[[ Data shown open ]]

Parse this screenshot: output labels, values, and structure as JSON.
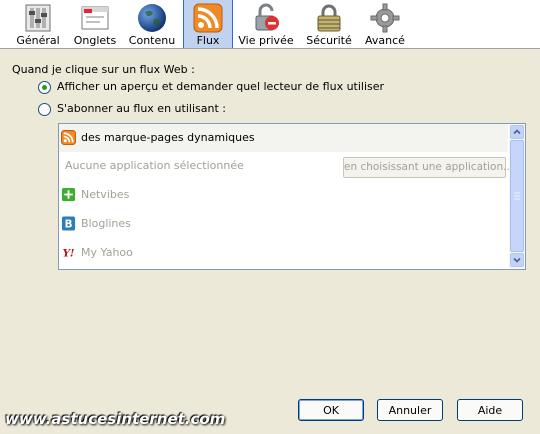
{
  "toolbar": {
    "tabs": [
      {
        "label": "Général",
        "icon": "switch-panel-icon"
      },
      {
        "label": "Onglets",
        "icon": "tabs-window-icon"
      },
      {
        "label": "Contenu",
        "icon": "globe-icon"
      },
      {
        "label": "Flux",
        "icon": "rss-feed-icon",
        "selected": true
      },
      {
        "label": "Vie privée",
        "icon": "privacy-lock-icon"
      },
      {
        "label": "Sécurité",
        "icon": "padlock-icon"
      },
      {
        "label": "Avancé",
        "icon": "gear-icon"
      }
    ]
  },
  "main": {
    "question": "Quand je clique sur un flux Web :",
    "options": [
      {
        "label": "Afficher un aperçu et demander quel lecteur de flux utiliser",
        "selected": true
      },
      {
        "label": "S'abonner au flux en utilisant :",
        "selected": false
      }
    ],
    "reader_list": {
      "items": [
        {
          "label": "des marque-pages dynamiques",
          "icon": "rss-feed-icon",
          "state": "header"
        },
        {
          "label": "Aucune application sélectionnée",
          "state": "disabled",
          "button": "en choisissant une application..."
        },
        {
          "label": "Netvibes",
          "icon": "netvibes-icon",
          "state": "disabled"
        },
        {
          "label": "Bloglines",
          "icon": "bloglines-icon",
          "state": "disabled"
        },
        {
          "label": "My Yahoo",
          "icon": "yahoo-icon",
          "state": "disabled"
        }
      ]
    }
  },
  "buttons": {
    "ok": "OK",
    "cancel": "Annuler",
    "help": "Aide"
  },
  "watermark": "www.astucesinternet.com",
  "colors": {
    "dialog_bg": "#ece9d8",
    "selected_tab": "#c1d2ee",
    "radio_dot": "#21a121",
    "rss_orange": "#f08a24"
  }
}
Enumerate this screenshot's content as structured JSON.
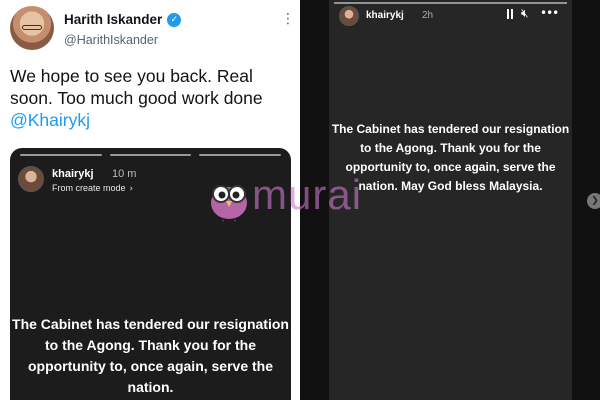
{
  "tweet": {
    "author_name": "Harith Iskander",
    "author_handle": "@HarithIskander",
    "text": "We hope to see you back. Real soon. Too much good work done",
    "mention": "@Khairykj",
    "embedded_story": {
      "username": "khairykj",
      "time": "10 m",
      "mode": "From create mode",
      "text": "The Cabinet has tendered our resignation to the Agong. Thank you for the opportunity to, once again, serve the nation."
    }
  },
  "story": {
    "username": "khairykj",
    "time": "2h",
    "text": "The Cabinet has tendered our resignation to the Agong. Thank you for the opportunity to, once again, serve the nation. May God bless Malaysia."
  },
  "watermark": {
    "brand": "murai"
  },
  "icons": {
    "verified": "verified-badge-icon",
    "more": "more-vertical-icon",
    "pause": "pause-icon",
    "mute": "volume-mute-icon",
    "story_more": "more-horizontal-icon",
    "next": "chevron-right-icon"
  },
  "colors": {
    "twitter_blue": "#1d9bf0",
    "story_bg": "#262626",
    "watermark": "#cd78cd"
  }
}
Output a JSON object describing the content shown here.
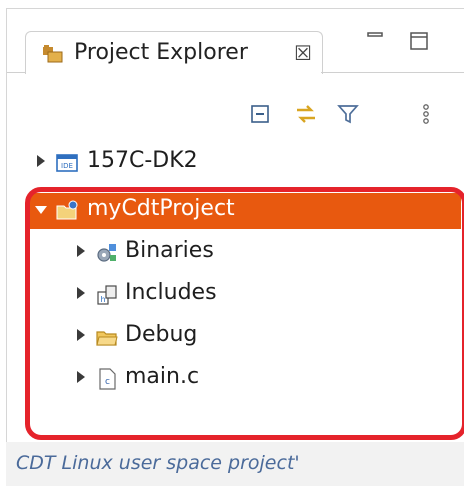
{
  "view": {
    "tab_title": "Project Explorer",
    "close_glyph": "☒"
  },
  "tree": [
    {
      "label": "157C-DK2",
      "icon": "ide-project-icon",
      "expanded": false,
      "selected": false
    },
    {
      "label": "myCdtProject",
      "icon": "c-project-folder-icon",
      "expanded": true,
      "selected": true
    },
    {
      "label": "Binaries",
      "icon": "binaries-icon",
      "expanded": false,
      "selected": false
    },
    {
      "label": "Includes",
      "icon": "includes-icon",
      "expanded": false,
      "selected": false
    },
    {
      "label": "Debug",
      "icon": "folder-icon",
      "expanded": false,
      "selected": false
    },
    {
      "label": "main.c",
      "icon": "c-file-icon",
      "expanded": false,
      "selected": false
    }
  ],
  "caption": "CDT Linux user space project'",
  "colors": {
    "selection": "#e8590f",
    "highlight": "#e5232b",
    "caption": "#4a6a9a"
  }
}
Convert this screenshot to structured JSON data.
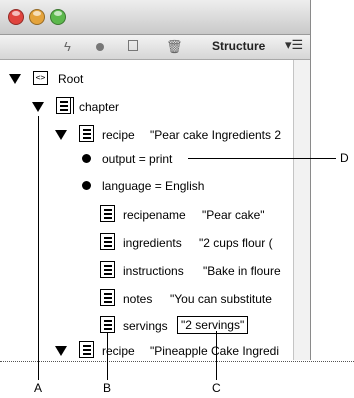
{
  "toolbar": {
    "panel_title": "Structure"
  },
  "tree": {
    "root_label": "Root",
    "chapter_label": "chapter",
    "recipe1": {
      "name": "recipe",
      "value": "\"Pear cake Ingredients 2"
    },
    "output": "output = print",
    "language": "language = English",
    "recipename": {
      "name": "recipename",
      "value": "\"Pear cake\""
    },
    "ingredients": {
      "name": "ingredients",
      "value": "\"2 cups flour ("
    },
    "instructions": {
      "name": "instructions",
      "value": "\"Bake in floure"
    },
    "notes": {
      "name": "notes",
      "value": "\"You can substitute"
    },
    "servings": {
      "name": "servings",
      "value": "\"2 servings\""
    },
    "recipe2": {
      "name": "recipe",
      "value": "\"Pineapple Cake Ingredi"
    }
  },
  "callouts": {
    "a": "A",
    "b": "B",
    "c": "C",
    "d": "D"
  },
  "icons": [
    "close-light-icon",
    "minimize-light-icon",
    "zoom-light-icon",
    "lightning-icon",
    "bullet-dot-icon",
    "frame-icon",
    "trash-icon",
    "panel-menu-icon"
  ]
}
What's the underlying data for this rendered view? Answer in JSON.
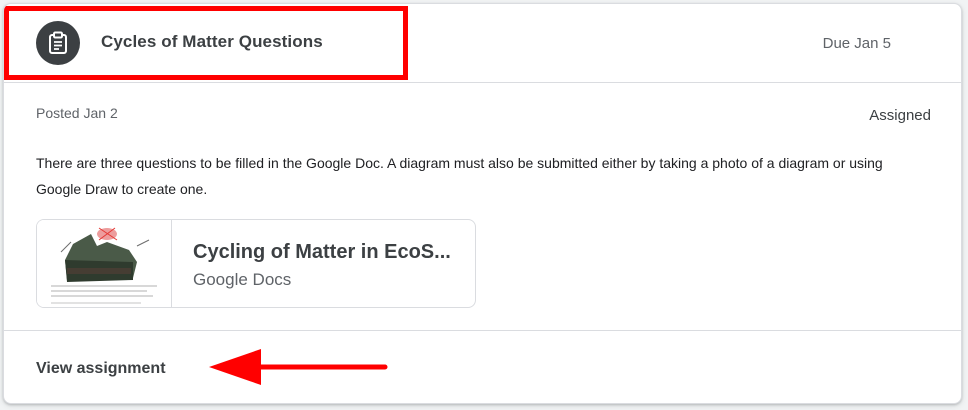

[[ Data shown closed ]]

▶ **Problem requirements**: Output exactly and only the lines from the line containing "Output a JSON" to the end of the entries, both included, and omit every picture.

▶ **Completed task**:
Output a JSON object describing the content shown here.
{
  "view": {
    "tab_title": "Project Explorer",
    "close_glyph": "☒"
  },
  "tree": [
    {
      "label": "157C-DK2",
      "icon": "ide-project-icon",
      "expanded": false,
      "selected": false
    },
    {
      "label": "myCdtProject",
      "icon": "c-project-folder-icon",
      "expanded": true,
      "selected": true
    },
    {
      "label": "Binaries",
      "icon": "binaries-icon",
      "expanded": false,
      "selected": false
    },
    {
      "label": "Includes",
      "icon": "includes-icon",
      "expanded": false,
      "selected": false
    },
    {
      "label": "Debug",
      "icon": "folder-icon",
      "expanded": false,
      "selected": false
    },
    {
      "label": "main.c",
      "icon": "c-file-icon",
      "expanded": false,
      "selected": false
    }
  ],
  "caption": "CDT Linux user space project'",
  "colors": {
    "selection": "#e8590f",
    "highlight": "#e5232b",
    "caption": "#4a6a9a"
  }
}
Convert this screenshot to structured JSON data.
{
  "toolbar": {
    "panel_title": "Structure"
  },
  "tree": {
    "root_label": "Root",
    "chapter_label": "chapter",
    "recipe1": {
      "name": "recipe",
      "value": "\"Pear cake Ingredients 2"
    },
    "output": "output = print",
    "language": "language = English",
    "recipename": {
      "name": "recipename",
      "value": "\"Pear cake\""
    },
    "ingredients": {
      "name": "ingredients",
      "value": "\"2 cups flour ("
    },
    "instructions": {
      "name": "instructions",
      "value": "\"Bake in floure"
    },
    "notes": {
      "name": "notes",
      "value": "\"You can substitute"
    },
    "servings": {
      "name": "servings",
      "value": "\"2 servings\""
    },
    "recipe2": {
      "name": "recipe",
      "value": "\"Pineapple Cake Ingredi"
    }
  },
  "callouts": {
    "a": "A",
    "b": "B",
    "c": "C",
    "d": "D"
  },
  "icons": [
    "close-light-icon",
    "minimize-light-icon",
    "zoom-light-icon",
    "lightning-icon",
    "bullet-dot-icon",
    "frame-icon",
    "trash-icon",
    "panel-menu-icon"
  ]
}
What's the underlying data for this rendered view? Answer in JSON.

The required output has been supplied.